Every CIO we speak to is keenly aware of the shortage of skilled and qualified senior people out there who can get the job done.

There simply are not enough talented individuals who combine IT expertise with an understanding of how to work effectively in a business.

This skills shortage is exacerbated by a volatile market, which requires more agile and technologically innovative organisations.

The challenge of creating and retaining a talented and fulfilled senior management team weighs heavily on a CIO.

CIOs are unlikely to be offering the talented people who do join them the right start in the business. Not only is this wasteful and counter-productive, it is also likely to be turning the new hire off the job.

We recently undertook research among senior executives who had changed jobs in the last 12 months.

Their integration into organisations is falling far short of the mark. More than one in three senior hires found their start so bad they considered walking away from their new employer within the first three months.

It is of course common for new hires to get drawn into short-term fire fighting and immediate problems, nowhere more so than in IT where one of the biggest motivating factors for a candidate is a challenge.

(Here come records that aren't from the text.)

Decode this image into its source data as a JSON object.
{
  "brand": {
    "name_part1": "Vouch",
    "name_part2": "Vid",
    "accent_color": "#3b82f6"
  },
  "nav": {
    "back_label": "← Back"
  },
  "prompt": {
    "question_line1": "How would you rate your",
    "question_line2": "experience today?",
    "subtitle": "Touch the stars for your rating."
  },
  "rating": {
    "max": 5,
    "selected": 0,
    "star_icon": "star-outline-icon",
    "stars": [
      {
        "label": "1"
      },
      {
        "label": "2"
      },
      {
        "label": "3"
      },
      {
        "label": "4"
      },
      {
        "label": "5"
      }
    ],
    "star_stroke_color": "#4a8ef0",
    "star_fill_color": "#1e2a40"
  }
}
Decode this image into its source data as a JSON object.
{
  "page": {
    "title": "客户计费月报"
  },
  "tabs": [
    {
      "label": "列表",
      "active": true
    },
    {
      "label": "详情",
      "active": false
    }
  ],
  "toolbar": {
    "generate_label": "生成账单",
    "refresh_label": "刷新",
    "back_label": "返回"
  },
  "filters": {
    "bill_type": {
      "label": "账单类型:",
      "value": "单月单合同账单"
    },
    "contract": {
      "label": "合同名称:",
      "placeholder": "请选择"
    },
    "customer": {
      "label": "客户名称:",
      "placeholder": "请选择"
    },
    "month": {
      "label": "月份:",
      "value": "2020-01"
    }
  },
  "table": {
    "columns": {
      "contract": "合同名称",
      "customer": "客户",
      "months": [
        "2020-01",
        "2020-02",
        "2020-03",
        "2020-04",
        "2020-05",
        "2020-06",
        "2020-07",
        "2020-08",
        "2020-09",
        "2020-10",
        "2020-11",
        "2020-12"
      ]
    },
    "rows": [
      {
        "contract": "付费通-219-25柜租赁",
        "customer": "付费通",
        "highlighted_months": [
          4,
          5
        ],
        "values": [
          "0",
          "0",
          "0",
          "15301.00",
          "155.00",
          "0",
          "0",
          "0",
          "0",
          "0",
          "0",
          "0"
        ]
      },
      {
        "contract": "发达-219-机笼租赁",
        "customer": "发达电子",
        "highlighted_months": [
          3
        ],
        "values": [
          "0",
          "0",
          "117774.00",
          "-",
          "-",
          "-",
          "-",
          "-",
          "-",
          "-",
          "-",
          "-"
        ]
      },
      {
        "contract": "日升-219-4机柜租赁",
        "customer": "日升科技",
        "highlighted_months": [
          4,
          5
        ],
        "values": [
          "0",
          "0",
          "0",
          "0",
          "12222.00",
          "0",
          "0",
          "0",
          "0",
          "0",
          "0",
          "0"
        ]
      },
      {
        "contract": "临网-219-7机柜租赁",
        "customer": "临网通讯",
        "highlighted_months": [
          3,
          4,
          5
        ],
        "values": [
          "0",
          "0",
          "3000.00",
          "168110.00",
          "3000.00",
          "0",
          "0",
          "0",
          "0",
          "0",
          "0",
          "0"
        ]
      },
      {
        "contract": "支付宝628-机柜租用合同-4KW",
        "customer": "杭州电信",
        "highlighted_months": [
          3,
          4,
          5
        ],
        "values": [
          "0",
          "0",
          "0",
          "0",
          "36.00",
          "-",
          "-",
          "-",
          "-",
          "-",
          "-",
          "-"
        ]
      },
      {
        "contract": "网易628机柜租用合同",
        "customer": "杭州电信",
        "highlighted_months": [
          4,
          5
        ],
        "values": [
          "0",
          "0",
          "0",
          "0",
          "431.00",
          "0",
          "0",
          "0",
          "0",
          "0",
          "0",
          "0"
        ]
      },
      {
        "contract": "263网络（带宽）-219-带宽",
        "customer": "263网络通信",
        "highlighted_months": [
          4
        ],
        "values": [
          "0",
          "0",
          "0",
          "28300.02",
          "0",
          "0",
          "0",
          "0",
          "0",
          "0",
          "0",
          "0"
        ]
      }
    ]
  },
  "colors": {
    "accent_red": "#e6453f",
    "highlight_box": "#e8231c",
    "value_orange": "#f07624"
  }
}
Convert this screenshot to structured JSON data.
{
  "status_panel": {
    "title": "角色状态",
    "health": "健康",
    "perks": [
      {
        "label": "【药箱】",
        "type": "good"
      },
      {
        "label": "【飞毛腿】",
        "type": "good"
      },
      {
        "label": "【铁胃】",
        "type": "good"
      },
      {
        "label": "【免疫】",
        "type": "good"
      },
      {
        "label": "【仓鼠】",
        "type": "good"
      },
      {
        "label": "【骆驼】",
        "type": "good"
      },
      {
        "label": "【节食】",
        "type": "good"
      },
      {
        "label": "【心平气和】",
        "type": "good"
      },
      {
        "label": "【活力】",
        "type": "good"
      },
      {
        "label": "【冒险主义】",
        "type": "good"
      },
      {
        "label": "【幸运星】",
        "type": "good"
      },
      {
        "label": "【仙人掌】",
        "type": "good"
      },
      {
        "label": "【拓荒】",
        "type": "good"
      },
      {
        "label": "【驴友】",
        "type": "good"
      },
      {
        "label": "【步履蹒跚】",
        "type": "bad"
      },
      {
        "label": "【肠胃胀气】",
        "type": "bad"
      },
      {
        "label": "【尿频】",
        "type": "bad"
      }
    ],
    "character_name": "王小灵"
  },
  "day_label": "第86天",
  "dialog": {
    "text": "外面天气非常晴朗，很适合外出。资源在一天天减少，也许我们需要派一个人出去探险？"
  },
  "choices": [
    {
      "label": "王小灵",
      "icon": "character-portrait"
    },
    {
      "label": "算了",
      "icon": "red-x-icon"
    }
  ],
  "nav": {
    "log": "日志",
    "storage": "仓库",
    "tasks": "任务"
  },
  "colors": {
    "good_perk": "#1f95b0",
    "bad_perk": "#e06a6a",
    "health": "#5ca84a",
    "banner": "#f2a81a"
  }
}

But the initial period when a new senior hire joins is uniquely valuable. Only for a short period will they retain their critical outside perspective.

They have but a few months when they can see things in a different way and ask probing and challenging questions, often the kind of activity needed from new talent.

It doesn’t mean they have all the answers just yet, but it does provide a golden opportunity to tackle some serious and systemic problems. However less than half of these new joiners feel able to raise issues with their line managers.

Throwing new hires in at the deep end to sink or swim doesn’t maximise return on talent and secure their discretionary effort; this period needs to be viewed partly as an investment in their long term value.

Supporting them to gain a deep understanding of the organisation, the market, including suppliers and competitors, the customers and what they value, as well as internal informal networks and power structures, is key to this.

So how can new senior hires be better supported?

What we hear most often from IT candidates going into large organisations is a desire for a clear vision. Just one in five (17 per cent) felt the organisation lived up to expectations created during their interviews for the job.

A third said their role had changed significantly from the one outlined at the interview stage. Those who said it had changed significantly were more likely to consider quitting in their first 90 days.

Translating the vision and goals of the organisation into something meaningful for talented IT workers can only be done by the CIO.

The CIO’s role is partly about setting out what the function needs to achieve, and why that matters in meeting business goals. This must then be communicated down through the team to create purpose and clarity.

Senior hires, like all workers, want specific and clear objectives they can understand and measure their performance against. We have already seen that the ability to fix something is a huge motivator for IT executives, but this needs direction.

Agreeing KPIs early gives new hires clarity about what success looks like, yet all too often this is missing.

Finally, CIOs need to better understand the motivations of the new hire, what drives them and what kind of environment will enable them to thrive.

So much information gathered during the interview process, such as that from psychometric assessment, is discarded once a hiring decision is made.

This data can help new executives fit better with their colleagues, be more effective in their new role and plan their development.

Hiring managers often assume financial reward is the main driver, but intelligence gathered at the interview stage might show that making a difference or self-development might be more important.

Executives say they could be on average 50 per cent more productive if their start in the business had been better organised.

Is losing a third of new senior hires really a risk that CIOs can take in the current environment?

This isn’t something that can be left to the HR team; CIOs need to play a direct and active role in making sure that new starters have the kind of beginning with the organisation that makes them want to stay and give of their best.

A full copy of the ‘Onboard and Upwards’ report can be obtained from the Harvey Nash website at: www.harveynash.com/executive

Lucy McGee is director of leadership services at Harvey Nash

Pic: Marion Doss cc2.0